Task description: What you return should match the listing exactly, minus its images.
━━━━━ Given entries
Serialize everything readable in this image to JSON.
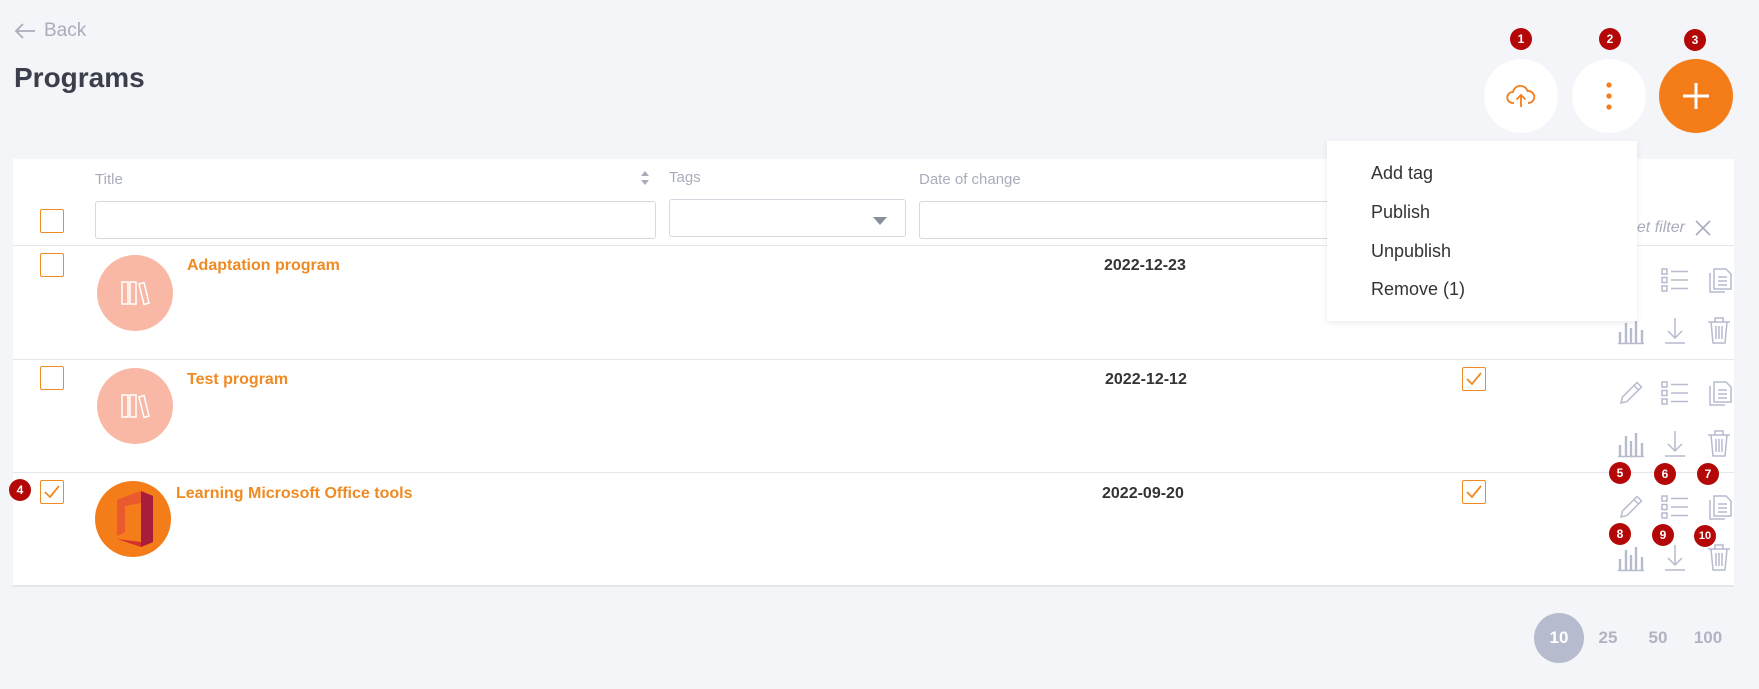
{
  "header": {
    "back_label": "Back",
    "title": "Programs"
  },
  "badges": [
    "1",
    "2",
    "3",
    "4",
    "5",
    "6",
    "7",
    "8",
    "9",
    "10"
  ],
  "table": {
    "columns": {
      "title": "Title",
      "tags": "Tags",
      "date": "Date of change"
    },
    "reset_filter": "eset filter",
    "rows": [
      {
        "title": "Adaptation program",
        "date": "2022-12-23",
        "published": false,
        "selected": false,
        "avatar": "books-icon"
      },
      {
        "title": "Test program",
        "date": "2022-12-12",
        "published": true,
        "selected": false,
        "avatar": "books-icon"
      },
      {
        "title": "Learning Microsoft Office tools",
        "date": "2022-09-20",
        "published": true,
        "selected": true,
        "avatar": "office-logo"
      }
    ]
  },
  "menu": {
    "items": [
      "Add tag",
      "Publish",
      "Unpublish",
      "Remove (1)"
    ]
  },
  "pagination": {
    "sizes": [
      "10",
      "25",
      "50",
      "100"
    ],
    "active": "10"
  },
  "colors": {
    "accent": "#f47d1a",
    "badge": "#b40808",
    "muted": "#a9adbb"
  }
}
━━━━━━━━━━
Exercise output:
Serialize everything readable in this image to JSON.
{
  "header": {
    "back_label": "Back",
    "title": "Programs"
  },
  "badges": [
    "1",
    "2",
    "3",
    "4",
    "5",
    "6",
    "7",
    "8",
    "9",
    "10"
  ],
  "table": {
    "columns": {
      "title": "Title",
      "tags": "Tags",
      "date": "Date of change"
    },
    "reset_filter": "eset filter",
    "rows": [
      {
        "title": "Adaptation program",
        "date": "2022-12-23",
        "published": false,
        "selected": false,
        "avatar": "books-icon"
      },
      {
        "title": "Test program",
        "date": "2022-12-12",
        "published": true,
        "selected": false,
        "avatar": "books-icon"
      },
      {
        "title": "Learning Microsoft Office tools",
        "date": "2022-09-20",
        "published": true,
        "selected": true,
        "avatar": "office-logo"
      }
    ]
  },
  "menu": {
    "items": [
      "Add tag",
      "Publish",
      "Unpublish",
      "Remove (1)"
    ]
  },
  "pagination": {
    "sizes": [
      "10",
      "25",
      "50",
      "100"
    ],
    "active": "10"
  },
  "colors": {
    "accent": "#f47d1a",
    "badge": "#b40808",
    "muted": "#a9adbb"
  }
}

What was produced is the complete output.